→ **WORK REQUEST**: Reply with the data below, repeated exactly in full.

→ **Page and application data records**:
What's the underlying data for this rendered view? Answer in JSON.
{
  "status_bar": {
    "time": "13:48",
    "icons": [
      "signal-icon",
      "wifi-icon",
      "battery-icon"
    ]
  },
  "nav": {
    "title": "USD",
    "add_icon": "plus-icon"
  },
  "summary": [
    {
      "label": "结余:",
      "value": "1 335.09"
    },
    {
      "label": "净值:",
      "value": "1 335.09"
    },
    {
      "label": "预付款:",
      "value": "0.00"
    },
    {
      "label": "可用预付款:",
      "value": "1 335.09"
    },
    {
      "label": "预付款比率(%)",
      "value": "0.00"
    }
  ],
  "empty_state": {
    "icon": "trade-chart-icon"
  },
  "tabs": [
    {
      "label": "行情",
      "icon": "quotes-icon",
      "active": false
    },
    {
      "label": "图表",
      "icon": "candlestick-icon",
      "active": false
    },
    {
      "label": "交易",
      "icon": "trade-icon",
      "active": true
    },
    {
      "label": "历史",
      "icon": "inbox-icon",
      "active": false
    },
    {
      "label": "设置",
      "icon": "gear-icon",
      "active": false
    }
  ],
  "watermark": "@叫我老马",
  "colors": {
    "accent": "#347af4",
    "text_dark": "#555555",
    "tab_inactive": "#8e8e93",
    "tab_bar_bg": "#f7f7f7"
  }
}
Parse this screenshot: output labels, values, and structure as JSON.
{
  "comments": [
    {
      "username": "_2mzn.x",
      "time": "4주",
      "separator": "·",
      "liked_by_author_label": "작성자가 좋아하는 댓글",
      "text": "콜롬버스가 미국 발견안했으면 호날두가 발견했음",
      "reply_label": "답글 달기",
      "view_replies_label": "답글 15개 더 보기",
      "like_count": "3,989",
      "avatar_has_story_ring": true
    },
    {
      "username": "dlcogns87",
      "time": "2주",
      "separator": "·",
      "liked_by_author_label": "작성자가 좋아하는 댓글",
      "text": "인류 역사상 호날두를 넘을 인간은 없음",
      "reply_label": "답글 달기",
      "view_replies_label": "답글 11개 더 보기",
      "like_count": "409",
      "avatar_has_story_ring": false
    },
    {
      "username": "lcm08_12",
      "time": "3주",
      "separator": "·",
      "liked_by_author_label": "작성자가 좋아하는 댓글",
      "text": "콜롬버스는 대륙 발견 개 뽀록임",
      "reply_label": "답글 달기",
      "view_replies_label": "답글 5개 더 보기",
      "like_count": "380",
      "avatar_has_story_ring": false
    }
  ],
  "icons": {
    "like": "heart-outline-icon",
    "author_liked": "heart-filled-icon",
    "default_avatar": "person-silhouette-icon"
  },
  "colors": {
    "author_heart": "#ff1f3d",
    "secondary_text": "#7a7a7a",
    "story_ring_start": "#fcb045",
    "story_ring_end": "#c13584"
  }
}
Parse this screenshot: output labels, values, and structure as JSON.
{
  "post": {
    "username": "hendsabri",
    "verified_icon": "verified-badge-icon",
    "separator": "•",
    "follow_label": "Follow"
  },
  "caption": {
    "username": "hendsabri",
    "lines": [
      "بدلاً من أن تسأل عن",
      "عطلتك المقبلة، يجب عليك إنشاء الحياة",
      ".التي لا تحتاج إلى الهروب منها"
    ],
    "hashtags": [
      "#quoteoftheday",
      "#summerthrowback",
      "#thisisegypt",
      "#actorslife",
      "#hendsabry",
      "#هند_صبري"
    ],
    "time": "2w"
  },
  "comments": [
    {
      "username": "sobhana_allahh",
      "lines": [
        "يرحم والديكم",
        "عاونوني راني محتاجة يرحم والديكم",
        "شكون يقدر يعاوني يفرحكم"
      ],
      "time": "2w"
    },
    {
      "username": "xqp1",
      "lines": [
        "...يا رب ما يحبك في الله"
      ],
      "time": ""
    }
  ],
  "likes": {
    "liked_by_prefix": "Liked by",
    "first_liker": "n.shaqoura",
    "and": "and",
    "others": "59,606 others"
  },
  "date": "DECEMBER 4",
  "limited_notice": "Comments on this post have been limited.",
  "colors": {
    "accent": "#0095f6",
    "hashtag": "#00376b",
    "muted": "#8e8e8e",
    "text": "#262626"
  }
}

→ **SOLVED PROBLEM**:
What's the underlying data for this rendered view? Answer in JSON.
{
  "status_bar": {
    "time": "13:48",
    "icons": [
      "signal-icon",
      "wifi-icon",
      "battery-icon"
    ]
  },
  "nav": {
    "title": "USD",
    "add_icon": "plus-icon"
  },
  "summary": [
    {
      "label": "结余:",
      "value": "1 335.09"
    },
    {
      "label": "净值:",
      "value": "1 335.09"
    },
    {
      "label": "预付款:",
      "value": "0.00"
    },
    {
      "label": "可用预付款:",
      "value": "1 335.09"
    },
    {
      "label": "预付款比率(%)",
      "value": "0.00"
    }
  ],
  "empty_state": {
    "icon": "trade-chart-icon"
  },
  "tabs": [
    {
      "label": "行情",
      "icon": "quotes-icon",
      "active": false
    },
    {
      "label": "图表",
      "icon": "candlestick-icon",
      "active": false
    },
    {
      "label": "交易",
      "icon": "trade-icon",
      "active": true
    },
    {
      "label": "历史",
      "icon": "inbox-icon",
      "active": false
    },
    {
      "label": "设置",
      "icon": "gear-icon",
      "active": false
    }
  ],
  "watermark": "@叫我老马",
  "colors": {
    "accent": "#347af4",
    "text_dark": "#555555",
    "tab_inactive": "#8e8e93",
    "tab_bar_bg": "#f7f7f7"
  }
}
Parse this screenshot: output labels, values, and structure as JSON.
{
  "comments": [
    {
      "username": "_2mzn.x",
      "time": "4주",
      "separator": "·",
      "liked_by_author_label": "작성자가 좋아하는 댓글",
      "text": "콜롬버스가 미국 발견안했으면 호날두가 발견했음",
      "reply_label": "답글 달기",
      "view_replies_label": "답글 15개 더 보기",
      "like_count": "3,989",
      "avatar_has_story_ring": true
    },
    {
      "username": "dlcogns87",
      "time": "2주",
      "separator": "·",
      "liked_by_author_label": "작성자가 좋아하는 댓글",
      "text": "인류 역사상 호날두를 넘을 인간은 없음",
      "reply_label": "답글 달기",
      "view_replies_label": "답글 11개 더 보기",
      "like_count": "409",
      "avatar_has_story_ring": false
    },
    {
      "username": "lcm08_12",
      "time": "3주",
      "separator": "·",
      "liked_by_author_label": "작성자가 좋아하는 댓글",
      "text": "콜롬버스는 대륙 발견 개 뽀록임",
      "reply_label": "답글 달기",
      "view_replies_label": "답글 5개 더 보기",
      "like_count": "380",
      "avatar_has_story_ring": false
    }
  ],
  "icons": {
    "like": "heart-outline-icon",
    "author_liked": "heart-filled-icon",
    "default_avatar": "person-silhouette-icon"
  },
  "colors": {
    "author_heart": "#ff1f3d",
    "secondary_text": "#7a7a7a",
    "story_ring_start": "#fcb045",
    "story_ring_end": "#c13584"
  }
}
Parse this screenshot: output labels, values, and structure as JSON.
{
  "post": {
    "username": "hendsabri",
    "verified_icon": "verified-badge-icon",
    "separator": "•",
    "follow_label": "Follow"
  },
  "caption": {
    "username": "hendsabri",
    "lines": [
      "بدلاً من أن تسأل عن",
      "عطلتك المقبلة، يجب عليك إنشاء الحياة",
      ".التي لا تحتاج إلى الهروب منها"
    ],
    "hashtags": [
      "#quoteoftheday",
      "#summerthrowback",
      "#thisisegypt",
      "#actorslife",
      "#hendsabry",
      "#هند_صبري"
    ],
    "time": "2w"
  },
  "comments": [
    {
      "username": "sobhana_allahh",
      "lines": [
        "يرحم والديكم",
        "عاونوني راني محتاجة يرحم والديكم",
        "شكون يقدر يعاوني يفرحكم"
      ],
      "time": "2w"
    },
    {
      "username": "xqp1",
      "lines": [
        "...يا رب ما يحبك في الله"
      ],
      "time": ""
    }
  ],
  "likes": {
    "liked_by_prefix": "Liked by",
    "first_liker": "n.shaqoura",
    "and": "and",
    "others": "59,606 others"
  },
  "date": "DECEMBER 4",
  "limited_notice": "Comments on this post have been limited.",
  "colors": {
    "accent": "#0095f6",
    "hashtag": "#00376b",
    "muted": "#8e8e8e",
    "text": "#262626"
  }
}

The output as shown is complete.